OBJECT: Trigeminal neuralgia (TN) is characterized by paroxysmal lancinating pain in the trigeminal nerve distribution. When TN is refractory to medical management, patients are referred for microvascular decompression (MVD), radiofrequency ablation, or radiosurgery. After the initial treatment, patients may have refractory or recurrent symptoms requiring retreatment. The purpose of this study was to determine what factors are associated with the need for retreatment and which modality is most effective. METHODS: To define this population further, the authors evaluated a cohort of patients who required retreatment for TN. The mean follow-up periods were 51 months from the first treatment and 23 months from the last one, and these were comparable among treatment groups. CONCLUSIONS: Trigeminal neuralgia can recur after neurosurgical treatment. In this study the authors demonstrate that the number of patients requiring retreatment is not negligible. Lower retreatment rates were seen in patients who initially underwent radiosurgery, compared with those in whom MVD or radiofrequency ablation were performed. Radiosurgery was more likely to be the final treatment for recurrent TN regardless of the initial treatment. After retreatment, the majority of patients attained complete or very good pain relief. Pain relief after retreatment correlates with postoperative facial numbness.

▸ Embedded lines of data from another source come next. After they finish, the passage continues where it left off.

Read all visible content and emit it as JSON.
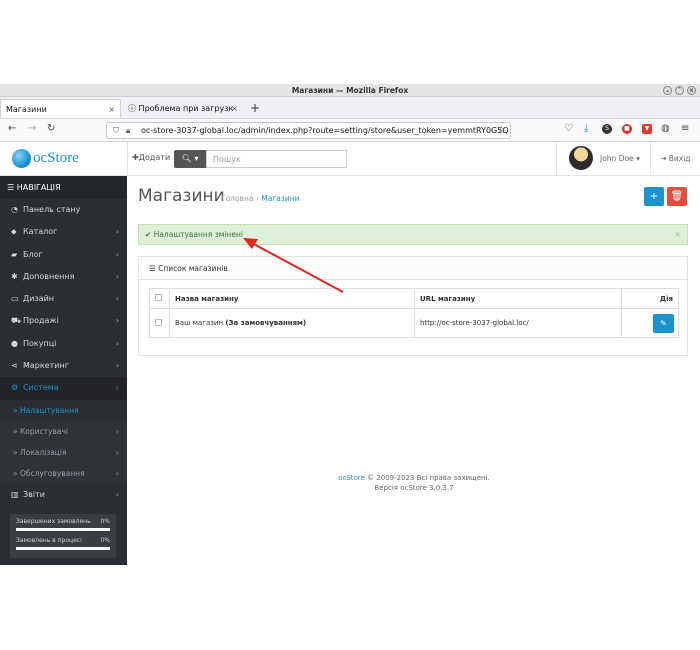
{
  "window": {
    "title": "Магазини — Mozilla Firefox"
  },
  "tabs": [
    {
      "label": "Магазини"
    },
    {
      "label": "Проблема при загрузк"
    }
  ],
  "browser": {
    "url": "oc-store-3037-global.loc/admin/index.php?route=setting/store&user_token=yemmtRY0G5Q"
  },
  "header": {
    "logo_text": "ocStore",
    "add_label": "Додати",
    "search_placeholder": "Пошук",
    "user_name": "John Doe",
    "logout_label": "Вихід"
  },
  "sidebar": {
    "heading": "НАВІГАЦІЯ",
    "items": [
      {
        "label": "Панель стану"
      },
      {
        "label": "Каталог"
      },
      {
        "label": "Блог"
      },
      {
        "label": "Доповнення"
      },
      {
        "label": "Дизайн"
      },
      {
        "label": "Продажі"
      },
      {
        "label": "Покупці"
      },
      {
        "label": "Маркетинг"
      },
      {
        "label": "Система"
      }
    ],
    "subitems": [
      {
        "label": "Налаштування"
      },
      {
        "label": "Користувачі"
      },
      {
        "label": "Локалізація"
      },
      {
        "label": "Обслуговування"
      }
    ],
    "reports_label": "Звіти",
    "stats": [
      {
        "label": "Завершених замовлень",
        "value": "0%",
        "progress": 0
      },
      {
        "label": "Замовлень в процесі",
        "value": "0%",
        "progress": 0
      }
    ]
  },
  "main": {
    "title": "Магазини",
    "breadcrumb_home": "Головна",
    "breadcrumb_current": "Магазини",
    "alert_text": "Налаштування змінені",
    "panel_title": "Список магазинів",
    "table": {
      "headers": [
        "Назва магазину",
        "URL магазину",
        "Дія"
      ],
      "rows": [
        {
          "name": "Ваш магазин",
          "name_suffix": "(За замовчуванням)",
          "url": "http://oc-store-3037-global.loc/"
        }
      ]
    },
    "footer_brand": "ocStore",
    "footer_copy": "© 2009-2023 Всі права захищені.",
    "footer_version": "Версія ocStore 3.0.3.7"
  },
  "colors": {
    "accent": "#1e91cf",
    "danger": "#e74c3c",
    "sidebar_bg": "#2b2e33",
    "alert_bg": "#dff0d8",
    "annotation_arrow": "#e0261e"
  }
}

|Original language||English (US)|
|State||Published - 2005|
ASJC Scopus subject areas
- Clinical Neurology